#> 5       [A         1
#> 6  [SUDDEN         1

We then rank the words by frequency

ranked_words <- word_freq_df %>%
arrange(desc(frequency)) %>%
mutate(word = factor(word, levels = word),
rank = rank(-frequency, ties.method = "random"))

## 11.3 Estimation

We define custom functions for the binomial split, the negative log-likelihood, and the Zipf–Mandelbrot law probability mass function:

# Binomial split - randomly split the corpus to ensure independence of rank and frequencies estimates
binomial_split <- function(data, p=0.5){
f1 <- rep(NA, nrow(data))
f2 <- rep(NA, nrow(data))
for(i in 1:nrow(data)){
f1[i] <- rbinom(1, size=data$frequency[i], prob=p) f2[i] <- data$frequency[i] - f1[i]
}
data_split <- data.frame(
word = data$word, frequency = f1, rank = rank(-f2, ties.method = "random") ) return(data_split) } # negative log-likelihood function (for optimization) neglog_likelihood <- function(params, data) { s <- params[1] a <- params[2] N <- length(data$frequency)
M <- sum(data$frequency) logP_data <- M*log(sum(((1:N)+s)^(-a)))+a*sum(data$frequency[data$rank]*log(data$rank+s))
return(logP_data)
}

# probability mass function for Zipf–Mandelbrot law
# as defined in: https://en.wikipedia.org/wiki/Zipf%E2%80%93Mandelbrot_law
dzipf <- function(rank, params, N){
s <- params[1]
a <- params[2]
p <- ((rank + s)^(-a))/(sum((rank + s)^(-a)))
return(p)
}

We then fit the model using the optim function:

# Initial parameter values for optimization
init_params <- c(s = 1, a = 1)
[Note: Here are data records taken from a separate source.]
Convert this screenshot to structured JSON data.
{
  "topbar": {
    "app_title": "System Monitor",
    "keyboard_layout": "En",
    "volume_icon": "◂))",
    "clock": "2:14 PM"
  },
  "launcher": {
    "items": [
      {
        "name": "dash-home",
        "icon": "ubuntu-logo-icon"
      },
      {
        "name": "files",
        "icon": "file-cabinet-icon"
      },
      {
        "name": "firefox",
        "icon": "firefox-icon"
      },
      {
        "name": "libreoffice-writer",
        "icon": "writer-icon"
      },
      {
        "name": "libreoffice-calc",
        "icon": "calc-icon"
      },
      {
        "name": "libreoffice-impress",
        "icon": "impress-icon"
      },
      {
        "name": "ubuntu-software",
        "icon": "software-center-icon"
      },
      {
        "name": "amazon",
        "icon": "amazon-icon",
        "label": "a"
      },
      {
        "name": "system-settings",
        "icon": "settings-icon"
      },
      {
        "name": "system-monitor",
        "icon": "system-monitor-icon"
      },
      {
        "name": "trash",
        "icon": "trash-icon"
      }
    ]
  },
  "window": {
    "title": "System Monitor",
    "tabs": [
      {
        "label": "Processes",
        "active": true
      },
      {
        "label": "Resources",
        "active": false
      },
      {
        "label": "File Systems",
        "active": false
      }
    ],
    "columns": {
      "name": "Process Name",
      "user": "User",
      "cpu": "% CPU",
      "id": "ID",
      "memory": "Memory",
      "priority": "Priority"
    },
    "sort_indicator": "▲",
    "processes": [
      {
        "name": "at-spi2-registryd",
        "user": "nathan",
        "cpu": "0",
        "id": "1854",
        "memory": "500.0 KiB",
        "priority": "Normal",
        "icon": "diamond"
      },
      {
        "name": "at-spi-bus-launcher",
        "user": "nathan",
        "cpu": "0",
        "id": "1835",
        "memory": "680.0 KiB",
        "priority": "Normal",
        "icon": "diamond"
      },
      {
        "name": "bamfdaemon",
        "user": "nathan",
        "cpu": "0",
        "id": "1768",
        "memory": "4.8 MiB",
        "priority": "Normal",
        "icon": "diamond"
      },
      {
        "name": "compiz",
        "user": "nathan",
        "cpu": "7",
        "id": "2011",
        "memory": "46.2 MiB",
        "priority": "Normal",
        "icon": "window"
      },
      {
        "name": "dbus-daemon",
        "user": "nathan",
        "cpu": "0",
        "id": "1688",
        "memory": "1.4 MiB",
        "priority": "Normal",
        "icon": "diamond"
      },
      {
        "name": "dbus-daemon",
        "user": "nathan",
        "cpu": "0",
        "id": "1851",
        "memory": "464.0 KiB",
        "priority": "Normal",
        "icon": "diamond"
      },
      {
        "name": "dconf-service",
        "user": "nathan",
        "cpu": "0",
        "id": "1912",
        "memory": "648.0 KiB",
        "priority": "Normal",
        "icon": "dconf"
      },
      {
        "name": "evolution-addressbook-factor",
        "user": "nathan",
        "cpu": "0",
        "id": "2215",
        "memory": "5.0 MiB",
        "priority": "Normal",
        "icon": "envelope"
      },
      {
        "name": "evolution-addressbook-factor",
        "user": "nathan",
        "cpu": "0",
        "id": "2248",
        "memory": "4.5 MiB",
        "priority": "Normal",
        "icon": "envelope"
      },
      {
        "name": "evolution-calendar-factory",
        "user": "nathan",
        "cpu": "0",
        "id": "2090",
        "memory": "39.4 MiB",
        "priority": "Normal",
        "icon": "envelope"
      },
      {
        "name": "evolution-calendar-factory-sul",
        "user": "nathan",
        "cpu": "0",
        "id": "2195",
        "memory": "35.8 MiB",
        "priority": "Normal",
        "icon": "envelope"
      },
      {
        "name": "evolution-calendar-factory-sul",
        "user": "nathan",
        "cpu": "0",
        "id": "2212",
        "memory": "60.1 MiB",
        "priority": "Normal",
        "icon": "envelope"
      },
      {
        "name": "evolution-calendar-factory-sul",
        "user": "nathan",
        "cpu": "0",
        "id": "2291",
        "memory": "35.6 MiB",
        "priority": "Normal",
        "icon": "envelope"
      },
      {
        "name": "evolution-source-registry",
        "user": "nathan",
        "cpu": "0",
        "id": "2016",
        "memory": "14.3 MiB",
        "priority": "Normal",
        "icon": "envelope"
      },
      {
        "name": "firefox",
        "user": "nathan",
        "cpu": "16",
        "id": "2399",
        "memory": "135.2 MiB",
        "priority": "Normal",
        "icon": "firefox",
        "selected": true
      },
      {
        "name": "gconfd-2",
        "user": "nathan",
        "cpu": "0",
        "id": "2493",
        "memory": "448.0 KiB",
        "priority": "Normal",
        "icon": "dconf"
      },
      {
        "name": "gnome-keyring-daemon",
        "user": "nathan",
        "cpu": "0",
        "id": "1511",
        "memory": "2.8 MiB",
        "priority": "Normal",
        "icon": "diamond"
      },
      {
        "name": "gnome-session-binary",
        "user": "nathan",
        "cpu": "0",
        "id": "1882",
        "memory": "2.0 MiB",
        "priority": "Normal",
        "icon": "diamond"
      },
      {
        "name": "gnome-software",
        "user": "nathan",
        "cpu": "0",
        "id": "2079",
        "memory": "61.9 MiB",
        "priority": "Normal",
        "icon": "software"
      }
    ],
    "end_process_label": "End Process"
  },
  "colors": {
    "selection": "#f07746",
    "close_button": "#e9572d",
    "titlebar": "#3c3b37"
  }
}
# Fitting model to the data
fit_zipf <- optim(par = init_params,
fn = neglog_likelihood,
data = ranked_words,
method = "L-BFGS-B",
lower = c(0, 0),
upper = c(100, 100),
hessian = TRUE)

## 11.4 Results

Here are the estimated values of the parameters $$s$$ and $$a$$

print(fit_zipf$par) #> s a #> 1.817667 1.072602 We can get standard errors of the parameters estimates from the Hessian matrix: sqrt(diag(solve(fit_zipf$hessian)))
#>           s           a
#> 0.032707787 0.001272293

Note that these standard errors do not take into account the additional sampling variability due to the binomial split. In order to take this into account we can re-estimate the model for multiple random splits, and examine how much parameters vary across spits.

## 11.5 Visualization

Finally, we can visualize the fitted model against the actual data in the classical rank-frequency plot:

#computed predicted probabilities
ranked_words$probability_predicted <- dzipf(rank=ranked_words$rank,
params=fit_zipf$par, N=length(ranked_words$frequency))

# Make rank-frequency plot using ggplo2
ggplot() +
geom_point(data=ranked_words, pch=21, size=0.6,
aes(x = rank, y = frequency/sum(frequency))) +
geom_line(data=ranked_words,
aes(x = rank,y = probability_predicted),
color="blue") +
scale_x_log10() +
scale_y_log10() +
theme_bw() +
labs(
title = "Moby Dick",
x = "Rank (log scale)",
y = "Probability (log scale)"
)